Bill Status:2/7 Passed Senate Health and Human Services by a vote of 5-2
Arizona law is silent as to the disposition of in vitro human embryos in a divorce proceeding, thereby leaving the issue completely to the discretion of the courts. In an effort to protect a parent’s right to his or her embryos, this bill requires courts to award the embryos to the spouse that wants them for the purpose of having children. However, to protect the interest of the spouse that does not want the embryos, the bill also removes any right, obligation, or interest between the spouse and any resulting child.
Background and Overview
In 2014, before undergoing treatment for cancer, Ruby Torres and her fiancée agreed to complete in vitro fertilization so that they could have children in the future. They created seven frozen embryos. Ruby underwent cancer treatment, and her cancer went into remission. However, their marriage ended in a divorce, leaving a Maricopa County Superior Court judge to decide how to award their embryos. Ruby wanted the embryos because they were likely her only chance to have biological children. Her husband did not want Ruby to be awarded the embryos because he was concerned with future financial obligations and how a child might affect any inheritance he might receive.
The Superior Court judge noted that Arizona law is silent on the matter, and based on language in their contract with the fertility clinic, ordered the embryos to be donated to a fertility bank or another couple. Ruby is appealing the decision to the Arizona Court of Appeals.
This bill ensures that parents in Ruby’s position will be awarded the embryos and will no longer be at risk of losing them to a third party. The bill provides that in a dispute over in vitro embryos in a divorce proceeding, the court must award the embryos to the spouse that wants the embryos for the purpose of having children. In the situation where both spouses are biologically related to the embryos and both want the embryos for the purpose of having children, the court must award in a way that provides the best chance for the embryos to develop to birth. However, if only one of these spouses is biologically related to the embryos, the court must award the embryos to the spouse that is biologically related.
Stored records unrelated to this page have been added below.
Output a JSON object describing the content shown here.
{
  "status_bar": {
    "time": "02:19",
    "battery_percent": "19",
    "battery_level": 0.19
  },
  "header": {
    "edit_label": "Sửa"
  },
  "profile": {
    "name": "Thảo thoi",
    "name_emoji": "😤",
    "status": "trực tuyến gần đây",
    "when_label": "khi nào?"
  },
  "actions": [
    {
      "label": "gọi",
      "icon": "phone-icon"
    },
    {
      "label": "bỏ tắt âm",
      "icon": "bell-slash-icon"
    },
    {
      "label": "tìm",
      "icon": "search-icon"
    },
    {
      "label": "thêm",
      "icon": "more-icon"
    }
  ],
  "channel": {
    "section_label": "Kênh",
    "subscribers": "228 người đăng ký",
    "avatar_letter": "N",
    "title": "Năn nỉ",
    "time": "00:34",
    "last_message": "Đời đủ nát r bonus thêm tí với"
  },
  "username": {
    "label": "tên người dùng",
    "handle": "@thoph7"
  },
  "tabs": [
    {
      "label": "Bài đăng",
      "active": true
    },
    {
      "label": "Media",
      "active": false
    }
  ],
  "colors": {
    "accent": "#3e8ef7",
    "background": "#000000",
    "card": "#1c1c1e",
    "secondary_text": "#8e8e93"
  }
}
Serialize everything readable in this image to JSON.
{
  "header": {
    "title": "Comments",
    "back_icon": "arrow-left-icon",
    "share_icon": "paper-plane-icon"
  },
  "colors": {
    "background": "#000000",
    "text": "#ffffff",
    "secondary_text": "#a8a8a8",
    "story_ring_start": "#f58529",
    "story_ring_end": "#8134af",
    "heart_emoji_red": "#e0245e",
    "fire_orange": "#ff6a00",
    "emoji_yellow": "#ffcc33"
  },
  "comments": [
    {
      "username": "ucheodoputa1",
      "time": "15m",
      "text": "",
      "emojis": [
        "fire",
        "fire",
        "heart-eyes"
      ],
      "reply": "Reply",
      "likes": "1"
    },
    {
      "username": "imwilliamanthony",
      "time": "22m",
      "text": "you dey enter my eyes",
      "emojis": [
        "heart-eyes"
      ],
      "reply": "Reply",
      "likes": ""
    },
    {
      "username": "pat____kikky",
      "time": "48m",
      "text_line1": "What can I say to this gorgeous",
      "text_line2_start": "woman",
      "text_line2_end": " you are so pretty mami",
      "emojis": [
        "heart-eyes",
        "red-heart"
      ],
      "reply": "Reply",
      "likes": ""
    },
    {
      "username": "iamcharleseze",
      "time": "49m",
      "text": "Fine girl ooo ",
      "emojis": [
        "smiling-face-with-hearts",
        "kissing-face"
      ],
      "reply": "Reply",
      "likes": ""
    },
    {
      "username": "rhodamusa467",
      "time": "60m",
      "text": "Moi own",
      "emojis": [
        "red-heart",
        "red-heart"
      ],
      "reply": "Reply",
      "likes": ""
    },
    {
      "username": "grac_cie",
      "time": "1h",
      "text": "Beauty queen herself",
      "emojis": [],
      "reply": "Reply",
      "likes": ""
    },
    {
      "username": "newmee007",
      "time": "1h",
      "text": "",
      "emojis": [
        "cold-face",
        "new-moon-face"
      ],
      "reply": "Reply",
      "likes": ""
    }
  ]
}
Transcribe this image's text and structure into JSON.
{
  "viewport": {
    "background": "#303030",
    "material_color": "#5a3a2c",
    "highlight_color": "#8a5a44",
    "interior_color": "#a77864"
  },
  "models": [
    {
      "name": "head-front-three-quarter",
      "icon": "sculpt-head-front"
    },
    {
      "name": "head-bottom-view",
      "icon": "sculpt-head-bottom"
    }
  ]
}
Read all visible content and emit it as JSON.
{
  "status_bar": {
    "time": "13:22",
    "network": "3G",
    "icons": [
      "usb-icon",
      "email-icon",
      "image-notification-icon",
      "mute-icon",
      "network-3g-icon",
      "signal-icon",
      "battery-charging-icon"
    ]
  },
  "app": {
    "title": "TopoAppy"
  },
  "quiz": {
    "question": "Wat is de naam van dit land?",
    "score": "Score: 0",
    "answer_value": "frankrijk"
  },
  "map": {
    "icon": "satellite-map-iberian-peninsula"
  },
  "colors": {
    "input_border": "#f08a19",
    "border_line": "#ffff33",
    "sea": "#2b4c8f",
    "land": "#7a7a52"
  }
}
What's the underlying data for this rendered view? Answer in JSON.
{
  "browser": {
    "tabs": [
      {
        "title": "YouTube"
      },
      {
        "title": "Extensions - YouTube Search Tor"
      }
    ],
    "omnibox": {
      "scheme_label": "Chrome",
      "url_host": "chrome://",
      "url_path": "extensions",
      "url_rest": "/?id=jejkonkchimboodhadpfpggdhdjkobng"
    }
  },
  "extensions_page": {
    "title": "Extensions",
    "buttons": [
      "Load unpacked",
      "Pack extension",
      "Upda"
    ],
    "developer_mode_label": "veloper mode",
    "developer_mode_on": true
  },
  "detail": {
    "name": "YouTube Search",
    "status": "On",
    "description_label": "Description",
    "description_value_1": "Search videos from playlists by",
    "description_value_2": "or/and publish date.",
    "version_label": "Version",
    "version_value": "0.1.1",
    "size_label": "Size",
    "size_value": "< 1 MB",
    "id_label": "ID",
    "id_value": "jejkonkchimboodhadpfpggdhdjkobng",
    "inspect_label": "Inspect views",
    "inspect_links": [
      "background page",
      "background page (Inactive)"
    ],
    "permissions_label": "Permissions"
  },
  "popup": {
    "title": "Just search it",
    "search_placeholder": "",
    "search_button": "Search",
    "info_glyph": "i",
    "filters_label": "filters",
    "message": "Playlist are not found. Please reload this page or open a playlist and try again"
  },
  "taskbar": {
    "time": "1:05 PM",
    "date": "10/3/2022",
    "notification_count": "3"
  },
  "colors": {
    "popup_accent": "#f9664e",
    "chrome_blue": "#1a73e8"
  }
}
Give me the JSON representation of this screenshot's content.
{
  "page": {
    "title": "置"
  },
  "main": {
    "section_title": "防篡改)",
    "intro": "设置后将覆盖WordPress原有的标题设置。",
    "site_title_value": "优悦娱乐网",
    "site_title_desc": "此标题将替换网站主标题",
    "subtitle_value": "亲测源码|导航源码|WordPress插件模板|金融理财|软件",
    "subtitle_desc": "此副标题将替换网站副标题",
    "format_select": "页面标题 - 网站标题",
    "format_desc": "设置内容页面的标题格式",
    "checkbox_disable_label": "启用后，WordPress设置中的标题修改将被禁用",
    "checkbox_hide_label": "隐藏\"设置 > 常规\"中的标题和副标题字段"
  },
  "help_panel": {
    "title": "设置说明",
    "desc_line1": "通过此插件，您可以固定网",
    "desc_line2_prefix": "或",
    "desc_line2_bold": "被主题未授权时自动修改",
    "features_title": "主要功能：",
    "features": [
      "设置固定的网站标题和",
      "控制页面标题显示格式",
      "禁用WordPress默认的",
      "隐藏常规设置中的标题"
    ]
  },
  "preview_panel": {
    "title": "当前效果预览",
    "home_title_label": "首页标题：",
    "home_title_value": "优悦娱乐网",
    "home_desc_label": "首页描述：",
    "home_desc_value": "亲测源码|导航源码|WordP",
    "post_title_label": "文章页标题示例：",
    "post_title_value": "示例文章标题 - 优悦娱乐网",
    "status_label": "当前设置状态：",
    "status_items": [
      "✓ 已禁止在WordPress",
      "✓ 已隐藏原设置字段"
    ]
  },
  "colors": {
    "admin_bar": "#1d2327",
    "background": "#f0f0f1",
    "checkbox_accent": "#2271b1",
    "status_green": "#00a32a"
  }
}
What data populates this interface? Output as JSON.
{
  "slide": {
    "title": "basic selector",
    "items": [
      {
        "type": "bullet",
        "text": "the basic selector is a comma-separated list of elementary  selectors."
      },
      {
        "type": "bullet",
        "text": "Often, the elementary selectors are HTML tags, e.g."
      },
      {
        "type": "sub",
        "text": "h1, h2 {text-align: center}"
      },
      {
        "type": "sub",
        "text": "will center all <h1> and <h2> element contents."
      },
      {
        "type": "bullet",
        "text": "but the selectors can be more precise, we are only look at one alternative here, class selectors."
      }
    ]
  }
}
In addition, to protect the interests of the spouse that does not want the embryos, the bill provides that the spouse is not liable for child support for any resulting child, and that any resulting child does not have any legal interest in that spouse. However, if the spouse is biologically related to the embryos, the spouse may consent during the proceedings to being a parent to any resulting child.
Finally, modeled after Arizona’s adoption laws, the spouse that is biologically related to the embryo and does not want the embryo must provide his or her health and genetic history to the facility that has the embryos. As with adoptions, this provides any resulting child the possibility of access to important medical information the child may need.
- Women like Ruby should not lose their embryos to a third party simply because their spouse does not want to pay child support.
- This bill properly balances the interest of both spouses. One spouse can have the embryos for the purpose of having children and the other spouse has no obligation as to any resulting child.
- This bill provides much needed direction to the courts as they face these types of disputes. This bill will lead to more consistent rulings and will prevent unjust results like in Ruby’s case.
This bill protects a parent’s right to his or her in vitro embryos in a divorce proceeding. A spouse in Ruby’s position should not lose his or her embryos simply because the other spouse no longer wants to be a parent. This bill balances the interests of the spouses by removing any right, obligation, or interest between the spouse that no longer wants to be a parent and any resulting child.
 Ken Alltucker, Cancer Survivor Battling Ex-Husband Ordered to Donate Embryos, azcentral.com, August 31, 2017.
 A.R.S. § 8-129.